"""
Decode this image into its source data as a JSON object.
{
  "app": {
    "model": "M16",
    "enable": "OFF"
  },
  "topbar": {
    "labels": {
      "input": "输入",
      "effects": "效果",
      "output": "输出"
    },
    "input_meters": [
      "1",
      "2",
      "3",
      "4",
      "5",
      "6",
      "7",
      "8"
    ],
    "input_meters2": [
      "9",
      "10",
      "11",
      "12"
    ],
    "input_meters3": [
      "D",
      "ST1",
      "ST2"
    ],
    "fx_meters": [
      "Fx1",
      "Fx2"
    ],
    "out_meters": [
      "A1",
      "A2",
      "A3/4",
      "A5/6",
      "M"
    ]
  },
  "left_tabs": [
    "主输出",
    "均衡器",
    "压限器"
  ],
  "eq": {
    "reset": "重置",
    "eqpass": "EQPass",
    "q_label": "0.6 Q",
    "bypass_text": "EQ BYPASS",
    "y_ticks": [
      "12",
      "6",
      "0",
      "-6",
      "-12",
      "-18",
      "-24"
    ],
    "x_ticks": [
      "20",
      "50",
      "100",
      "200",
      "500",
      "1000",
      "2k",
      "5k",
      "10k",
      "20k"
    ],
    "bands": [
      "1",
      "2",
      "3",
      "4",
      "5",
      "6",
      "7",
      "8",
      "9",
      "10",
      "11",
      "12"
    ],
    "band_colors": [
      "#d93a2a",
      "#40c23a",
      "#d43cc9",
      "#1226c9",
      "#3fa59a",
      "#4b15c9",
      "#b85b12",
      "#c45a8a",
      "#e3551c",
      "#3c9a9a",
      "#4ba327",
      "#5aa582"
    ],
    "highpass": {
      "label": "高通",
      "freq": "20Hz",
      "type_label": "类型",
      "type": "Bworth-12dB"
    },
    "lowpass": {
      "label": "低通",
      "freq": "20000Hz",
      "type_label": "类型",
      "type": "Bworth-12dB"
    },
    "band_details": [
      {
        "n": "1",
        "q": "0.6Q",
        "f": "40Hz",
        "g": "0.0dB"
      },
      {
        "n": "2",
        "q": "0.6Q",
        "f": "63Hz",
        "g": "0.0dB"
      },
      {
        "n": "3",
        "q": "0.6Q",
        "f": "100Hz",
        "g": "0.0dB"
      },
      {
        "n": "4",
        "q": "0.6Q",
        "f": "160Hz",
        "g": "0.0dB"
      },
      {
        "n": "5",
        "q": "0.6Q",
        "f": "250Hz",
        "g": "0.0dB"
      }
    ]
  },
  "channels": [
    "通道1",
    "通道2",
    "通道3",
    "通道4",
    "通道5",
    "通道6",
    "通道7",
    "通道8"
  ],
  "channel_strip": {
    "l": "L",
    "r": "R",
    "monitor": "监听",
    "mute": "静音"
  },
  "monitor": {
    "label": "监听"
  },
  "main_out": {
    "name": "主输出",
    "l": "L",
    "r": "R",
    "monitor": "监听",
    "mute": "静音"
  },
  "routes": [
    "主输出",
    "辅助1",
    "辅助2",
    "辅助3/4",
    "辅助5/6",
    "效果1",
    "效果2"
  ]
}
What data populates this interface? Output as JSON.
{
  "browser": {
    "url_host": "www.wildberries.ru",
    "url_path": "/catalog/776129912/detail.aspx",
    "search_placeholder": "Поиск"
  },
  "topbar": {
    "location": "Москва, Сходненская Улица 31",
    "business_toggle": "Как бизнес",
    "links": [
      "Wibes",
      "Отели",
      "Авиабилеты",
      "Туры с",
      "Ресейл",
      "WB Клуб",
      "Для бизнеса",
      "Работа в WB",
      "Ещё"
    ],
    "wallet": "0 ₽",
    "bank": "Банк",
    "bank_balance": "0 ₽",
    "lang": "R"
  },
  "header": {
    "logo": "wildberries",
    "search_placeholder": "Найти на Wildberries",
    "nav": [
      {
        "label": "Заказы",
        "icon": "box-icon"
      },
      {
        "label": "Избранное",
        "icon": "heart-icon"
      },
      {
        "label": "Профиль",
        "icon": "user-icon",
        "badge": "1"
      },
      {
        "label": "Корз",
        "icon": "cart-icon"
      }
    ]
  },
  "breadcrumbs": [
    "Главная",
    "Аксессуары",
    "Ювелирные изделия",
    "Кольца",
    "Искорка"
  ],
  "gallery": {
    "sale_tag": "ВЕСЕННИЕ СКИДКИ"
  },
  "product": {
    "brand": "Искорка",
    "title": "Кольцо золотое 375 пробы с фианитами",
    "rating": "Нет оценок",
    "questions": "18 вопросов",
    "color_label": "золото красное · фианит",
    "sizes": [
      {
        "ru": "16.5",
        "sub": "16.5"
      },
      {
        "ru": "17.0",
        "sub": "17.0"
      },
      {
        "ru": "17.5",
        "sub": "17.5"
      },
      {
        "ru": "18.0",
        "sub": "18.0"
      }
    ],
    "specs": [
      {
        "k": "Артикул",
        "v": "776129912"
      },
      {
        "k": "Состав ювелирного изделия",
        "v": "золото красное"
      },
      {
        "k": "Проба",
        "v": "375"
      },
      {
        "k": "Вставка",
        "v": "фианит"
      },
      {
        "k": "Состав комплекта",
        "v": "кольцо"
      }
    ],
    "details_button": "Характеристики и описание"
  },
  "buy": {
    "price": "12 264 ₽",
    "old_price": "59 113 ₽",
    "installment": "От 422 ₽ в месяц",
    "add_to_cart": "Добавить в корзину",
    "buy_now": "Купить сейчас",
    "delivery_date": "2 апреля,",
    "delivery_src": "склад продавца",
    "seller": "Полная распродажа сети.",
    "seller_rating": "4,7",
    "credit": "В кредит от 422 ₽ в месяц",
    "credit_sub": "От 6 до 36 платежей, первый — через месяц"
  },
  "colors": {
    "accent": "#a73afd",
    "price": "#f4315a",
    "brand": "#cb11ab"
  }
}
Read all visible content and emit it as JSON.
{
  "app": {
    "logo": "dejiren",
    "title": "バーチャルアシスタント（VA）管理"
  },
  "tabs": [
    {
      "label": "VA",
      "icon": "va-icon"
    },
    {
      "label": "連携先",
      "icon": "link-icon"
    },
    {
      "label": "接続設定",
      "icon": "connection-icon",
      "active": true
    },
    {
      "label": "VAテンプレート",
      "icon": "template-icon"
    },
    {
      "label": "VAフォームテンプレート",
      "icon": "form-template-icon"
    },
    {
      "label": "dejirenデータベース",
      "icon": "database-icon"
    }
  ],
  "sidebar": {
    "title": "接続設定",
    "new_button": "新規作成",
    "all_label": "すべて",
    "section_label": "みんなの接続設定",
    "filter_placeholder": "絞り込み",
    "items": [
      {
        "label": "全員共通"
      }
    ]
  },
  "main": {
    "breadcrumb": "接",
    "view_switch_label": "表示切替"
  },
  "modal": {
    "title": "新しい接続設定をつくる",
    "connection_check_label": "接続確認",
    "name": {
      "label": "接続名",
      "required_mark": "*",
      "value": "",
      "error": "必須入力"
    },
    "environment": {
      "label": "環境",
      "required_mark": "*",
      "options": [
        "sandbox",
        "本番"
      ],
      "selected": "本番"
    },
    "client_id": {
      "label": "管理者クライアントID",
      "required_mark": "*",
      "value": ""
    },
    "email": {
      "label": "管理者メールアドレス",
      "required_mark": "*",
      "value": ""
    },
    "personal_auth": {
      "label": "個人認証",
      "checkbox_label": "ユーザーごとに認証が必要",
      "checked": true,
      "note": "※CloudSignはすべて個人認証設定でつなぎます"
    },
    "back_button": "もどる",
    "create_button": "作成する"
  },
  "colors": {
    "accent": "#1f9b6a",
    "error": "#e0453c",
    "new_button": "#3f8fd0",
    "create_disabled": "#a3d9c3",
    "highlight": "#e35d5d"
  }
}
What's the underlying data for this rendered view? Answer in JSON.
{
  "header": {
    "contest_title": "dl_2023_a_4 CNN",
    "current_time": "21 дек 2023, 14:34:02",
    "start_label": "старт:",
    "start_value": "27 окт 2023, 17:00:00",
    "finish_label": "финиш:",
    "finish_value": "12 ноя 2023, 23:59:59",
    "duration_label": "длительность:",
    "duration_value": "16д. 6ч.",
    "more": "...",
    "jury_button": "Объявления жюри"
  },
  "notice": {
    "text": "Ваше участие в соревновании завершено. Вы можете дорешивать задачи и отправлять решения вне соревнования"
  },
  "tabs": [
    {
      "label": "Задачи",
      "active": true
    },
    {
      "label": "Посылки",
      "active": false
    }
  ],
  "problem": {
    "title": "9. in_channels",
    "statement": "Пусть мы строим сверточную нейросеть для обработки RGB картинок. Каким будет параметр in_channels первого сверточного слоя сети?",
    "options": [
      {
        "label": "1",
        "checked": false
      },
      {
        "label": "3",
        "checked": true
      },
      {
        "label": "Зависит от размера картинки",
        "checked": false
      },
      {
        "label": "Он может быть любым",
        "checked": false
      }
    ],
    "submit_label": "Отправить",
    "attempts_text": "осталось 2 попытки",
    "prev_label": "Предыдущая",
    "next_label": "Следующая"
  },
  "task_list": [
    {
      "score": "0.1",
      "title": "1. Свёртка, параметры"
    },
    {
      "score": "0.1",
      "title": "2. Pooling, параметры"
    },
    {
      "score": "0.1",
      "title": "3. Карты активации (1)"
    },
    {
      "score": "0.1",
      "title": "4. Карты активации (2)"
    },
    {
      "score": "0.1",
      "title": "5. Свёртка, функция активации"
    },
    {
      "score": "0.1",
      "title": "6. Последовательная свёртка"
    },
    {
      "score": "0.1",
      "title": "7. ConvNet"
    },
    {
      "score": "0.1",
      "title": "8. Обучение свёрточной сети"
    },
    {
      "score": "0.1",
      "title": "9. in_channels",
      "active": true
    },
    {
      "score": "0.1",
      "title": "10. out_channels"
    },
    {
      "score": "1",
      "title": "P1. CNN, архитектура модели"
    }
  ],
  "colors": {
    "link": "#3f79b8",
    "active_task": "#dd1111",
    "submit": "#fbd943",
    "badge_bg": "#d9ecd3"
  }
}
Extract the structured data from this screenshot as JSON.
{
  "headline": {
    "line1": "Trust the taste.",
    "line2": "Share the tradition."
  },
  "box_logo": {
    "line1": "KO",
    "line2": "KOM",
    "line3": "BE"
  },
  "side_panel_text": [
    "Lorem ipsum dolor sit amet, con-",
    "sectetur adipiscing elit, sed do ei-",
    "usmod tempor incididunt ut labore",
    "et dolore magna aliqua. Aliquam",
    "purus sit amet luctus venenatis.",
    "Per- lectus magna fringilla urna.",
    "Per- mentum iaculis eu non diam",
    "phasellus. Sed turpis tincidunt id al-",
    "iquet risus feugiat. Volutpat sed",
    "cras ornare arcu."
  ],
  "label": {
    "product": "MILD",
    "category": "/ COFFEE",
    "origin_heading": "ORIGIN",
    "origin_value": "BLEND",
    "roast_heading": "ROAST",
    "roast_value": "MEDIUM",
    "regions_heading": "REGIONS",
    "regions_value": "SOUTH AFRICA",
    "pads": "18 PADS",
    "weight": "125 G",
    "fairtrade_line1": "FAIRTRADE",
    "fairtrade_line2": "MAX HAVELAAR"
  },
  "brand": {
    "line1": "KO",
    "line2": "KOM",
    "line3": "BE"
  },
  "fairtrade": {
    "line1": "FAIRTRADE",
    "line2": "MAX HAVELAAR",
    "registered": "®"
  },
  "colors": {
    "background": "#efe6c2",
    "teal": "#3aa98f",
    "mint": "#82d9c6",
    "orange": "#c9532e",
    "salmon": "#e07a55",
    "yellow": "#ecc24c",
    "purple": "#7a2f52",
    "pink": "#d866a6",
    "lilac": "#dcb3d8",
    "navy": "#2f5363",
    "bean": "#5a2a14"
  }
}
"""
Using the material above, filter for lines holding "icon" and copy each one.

        "icon": "box-icon"
        "icon": "heart-icon"
        "icon": "user-icon",
        "icon": "cart-icon"
      "icon": "va-icon"
      "icon": "link-icon"
      "icon": "connection-icon",
      "icon": "template-icon"
      "icon": "form-template-icon"
      "icon": "database-icon"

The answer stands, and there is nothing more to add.